> _Your instructions_
With the pictures excluded, reproduce all of the data exactly.

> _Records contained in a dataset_
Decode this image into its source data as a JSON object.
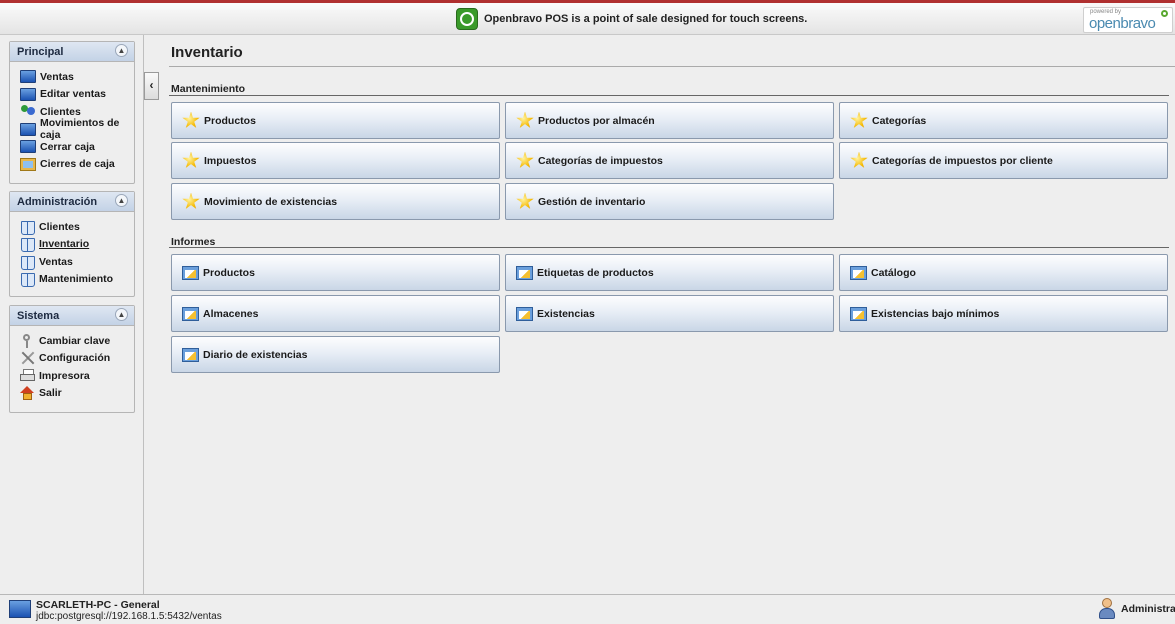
{
  "banner": {
    "text": "Openbravo POS is a point of sale designed for touch screens.",
    "powered_by": "powered by",
    "brand": "openbravo"
  },
  "sidebar": {
    "groups": [
      {
        "title": "Principal",
        "items": [
          {
            "label": "Ventas",
            "icon": "monitor-icon"
          },
          {
            "label": "Editar ventas",
            "icon": "monitor-icon"
          },
          {
            "label": "Clientes",
            "icon": "people-icon"
          },
          {
            "label": "Movimientos de caja",
            "icon": "monitor-icon"
          },
          {
            "label": "Cerrar caja",
            "icon": "monitor-icon"
          },
          {
            "label": "Cierres de caja",
            "icon": "calculator-icon"
          }
        ]
      },
      {
        "title": "Administración",
        "items": [
          {
            "label": "Clientes",
            "icon": "book-icon"
          },
          {
            "label": "Inventario",
            "icon": "book-icon",
            "selected": true
          },
          {
            "label": "Ventas",
            "icon": "book-icon"
          },
          {
            "label": "Mantenimiento",
            "icon": "book-icon"
          }
        ]
      },
      {
        "title": "Sistema",
        "items": [
          {
            "label": "Cambiar clave",
            "icon": "key-icon"
          },
          {
            "label": "Configuración",
            "icon": "tools-icon"
          },
          {
            "label": "Impresora",
            "icon": "printer-icon"
          },
          {
            "label": "Salir",
            "icon": "home-icon"
          }
        ]
      }
    ]
  },
  "main": {
    "title": "Inventario",
    "sections": [
      {
        "label": "Mantenimiento",
        "buttons": [
          "Productos",
          "Productos por almacén",
          "Categorías",
          "Impuestos",
          "Categorías de impuestos",
          "Categorías de impuestos por cliente",
          "Movimiento de existencias",
          "Gestión de inventario"
        ]
      },
      {
        "label": "Informes",
        "buttons": [
          "Productos",
          "Etiquetas de productos",
          "Catálogo",
          "Almacenes",
          "Existencias",
          "Existencias bajo mínimos",
          "Diario de existencias"
        ]
      }
    ]
  },
  "status": {
    "host": "SCARLETH-PC - General",
    "db": "jdbc:postgresql://192.168.1.5:5432/ventas",
    "user": "Administrator"
  },
  "colors": {
    "accent": "#b03030",
    "button_border": "#8a99ad",
    "panel_header": "#c3d2e6"
  }
}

> _Response to this task_
Decode this image into its source data as a JSON object.
{
  "banner": {
    "text": "Openbravo POS is a point of sale designed for touch screens.",
    "powered_by": "powered by",
    "brand": "openbravo"
  },
  "sidebar": {
    "groups": [
      {
        "title": "Principal",
        "items": [
          {
            "label": "Ventas",
            "icon": "monitor-icon"
          },
          {
            "label": "Editar ventas",
            "icon": "monitor-icon"
          },
          {
            "label": "Clientes",
            "icon": "people-icon"
          },
          {
            "label": "Movimientos de caja",
            "icon": "monitor-icon"
          },
          {
            "label": "Cerrar caja",
            "icon": "monitor-icon"
          },
          {
            "label": "Cierres de caja",
            "icon": "calculator-icon"
          }
        ]
      },
      {
        "title": "Administración",
        "items": [
          {
            "label": "Clientes",
            "icon": "book-icon"
          },
          {
            "label": "Inventario",
            "icon": "book-icon",
            "selected": true
          },
          {
            "label": "Ventas",
            "icon": "book-icon"
          },
          {
            "label": "Mantenimiento",
            "icon": "book-icon"
          }
        ]
      },
      {
        "title": "Sistema",
        "items": [
          {
            "label": "Cambiar clave",
            "icon": "key-icon"
          },
          {
            "label": "Configuración",
            "icon": "tools-icon"
          },
          {
            "label": "Impresora",
            "icon": "printer-icon"
          },
          {
            "label": "Salir",
            "icon": "home-icon"
          }
        ]
      }
    ]
  },
  "main": {
    "title": "Inventario",
    "sections": [
      {
        "label": "Mantenimiento",
        "buttons": [
          "Productos",
          "Productos por almacén",
          "Categorías",
          "Impuestos",
          "Categorías de impuestos",
          "Categorías de impuestos por cliente",
          "Movimiento de existencias",
          "Gestión de inventario"
        ]
      },
      {
        "label": "Informes",
        "buttons": [
          "Productos",
          "Etiquetas de productos",
          "Catálogo",
          "Almacenes",
          "Existencias",
          "Existencias bajo mínimos",
          "Diario de existencias"
        ]
      }
    ]
  },
  "status": {
    "host": "SCARLETH-PC - General",
    "db": "jdbc:postgresql://192.168.1.5:5432/ventas",
    "user": "Administrator"
  },
  "colors": {
    "accent": "#b03030",
    "button_border": "#8a99ad",
    "panel_header": "#c3d2e6"
  }
}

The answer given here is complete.